Robert Cotner, Write Team

A while back, I was committing to memory a Robert Frost poem that had struct my fancy. The structure of the poem had interested me in particular. It was 13 lines long, one line short of a standard sonnet. Why hadn’t the poet created a 14th line and made it a legitimate sonnet? If asked, the poet would have, with his wry smile, said “I said everything I wanted to say in 13 lines – I didn’t need a 14th.”

But most significantly, Frost had written the 13 lines of the poem as a single sentence – and created one of the most remarkable sentences ever written in the English language. Let me recite that poem for you:

She is as in a field a silken tent

At midday when the sunny summer breeze

Has dried the dew and all its ropes relent,

So that in guys it gently sways at ease,

And its supporting central cedar pole,

That is its pinnacle to heavenward

And signifies the sureness of the soul,

Seems to own naught to any single cord,

But strictly held by none, is loosely bound

By countless silken ties of love and thought

To everything on earth the compass round,

And only by one’s going slightly taut

In the capriciousness of summer air

Is of the slightest bondage made aware.”

But what so often happens when you commit a poem to memory, you move to a higher level of understanding of the text, and its meaning greatly expands. I realized that the opening line in structure and theme paralleled lines in the “Book of Proverbs” from the Bible:

“She is like the merchants’ ships;

She bringeth her food from afar.”

What Frost does is create a poem on his version of the ideal woman, which derives from Jewish Wisdom Literature.

My mind moved to his “Masque of Reason and Masque of Mercy,” delightful biblical renditions; I thought of “Fire and Ice” and “Nothing Gold Can Stay,” poems with biblical allusions; and I was reminded of “Stopping by a Woods on a Snowy Evening,” “The Road Not Taken,” and many other Frost poems, which move toward profound wisdom.

These thoughts reminded me of a conversation with Robert Frost on an afternoon visit with him in his Ripton, Vermont summer home on June 3, 1962. As I was leaving, we talked of John Kennedy and his inauguration. “What do you think of ‘Profiles in Courage?’” I asked.

“A great book – one every American should read,” he replied. He stood facing the setting sun, arms folded across his chest. “Kennedy shows us that to achieve greatness” – and here he raised his arm above his head and made a grasping motion with his fingers – “we have to grasp what we call the ‘Divine’ and make it a part of our lives.” He brought his hand to his chest and touched it. It was one of those rare, lovely moments in life.

I told this story to Frost’s biographer, Lawrence Thompson, who had just published his second volume of his Frost biography and had won a Pulitzer Prize for it. Unfortunately, Thompson died before finishing his third volume and this story was never used.

It is appropriate, it seems to me, that, since I am now the exact age that Frost was when he said these words to me, I share them with you for this Easter season.

Robert Cotner spent 25 years as an English teacher that include serving as Fulbright lecturer in English at the University of Liberia.
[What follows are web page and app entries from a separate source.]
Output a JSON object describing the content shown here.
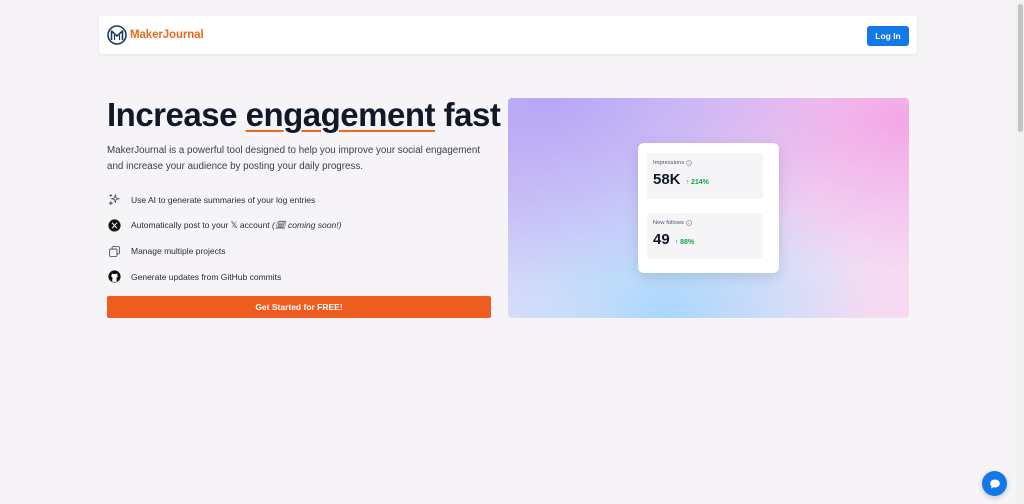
{
  "navbar": {
    "brand_name": "MakerJournal",
    "login_label": "Log In"
  },
  "hero": {
    "title_before": "Increase ",
    "title_accent": "engagement",
    "title_after": " fast",
    "description": "MakerJournal is a powerful tool designed to help you improve your social engagement and increase your audience by posting your daily progress.",
    "features": [
      {
        "icon": "sparkles-icon",
        "text": "Use AI to generate summaries of your log entries"
      },
      {
        "icon": "x-logo-icon",
        "text": "Automatically post to your 𝕏 account",
        "note": "(🗓 coming soon!)"
      },
      {
        "icon": "copy-icon",
        "text": "Manage multiple projects"
      },
      {
        "icon": "github-icon",
        "text": "Generate updates from GitHub commits"
      }
    ],
    "cta_label": "Get Started for FREE!"
  },
  "stats": {
    "impressions": {
      "label": "Impressions",
      "value": "58K",
      "change": "↑ 214%"
    },
    "follows": {
      "label": "New follows",
      "value": "49",
      "change": "↑ 88%"
    }
  },
  "colors": {
    "brand": "#ea6a1c",
    "primary": "#1479e8",
    "cta": "#ee5c1f",
    "positive": "#16a34a"
  },
  "chat_fab_icon": "chat-bubble-icon"
}
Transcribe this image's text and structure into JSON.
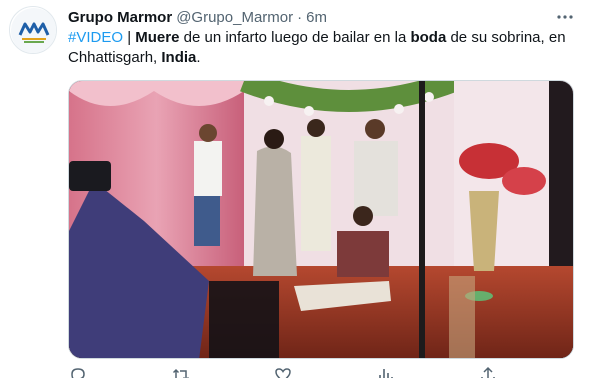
{
  "author": {
    "display_name": "Grupo Marmor",
    "handle": "@Grupo_Marmor",
    "separator": "·",
    "time": "6m",
    "avatar_initials": "M"
  },
  "tweet": {
    "hashtag": "#VIDEO",
    "pipe": " | ",
    "bold_1": "Muere",
    "text_1": " de un infarto luego de bailar en la ",
    "bold_2": "boda",
    "text_2": " de su sobrina, en Chhattisgarh, ",
    "bold_3": "India",
    "text_3": "."
  },
  "icons": {
    "more": "more-icon",
    "reply": "reply-icon",
    "retweet": "retweet-icon",
    "like": "like-icon",
    "views": "views-icon",
    "share": "share-icon"
  },
  "colors": {
    "accent": "#1d9bf0",
    "text": "#0f1419",
    "muted": "#536471"
  }
}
He concluded his career as an executive at The Salvation Army and Shriners Children’s Hospital-Chicago. He now lives in Seneca.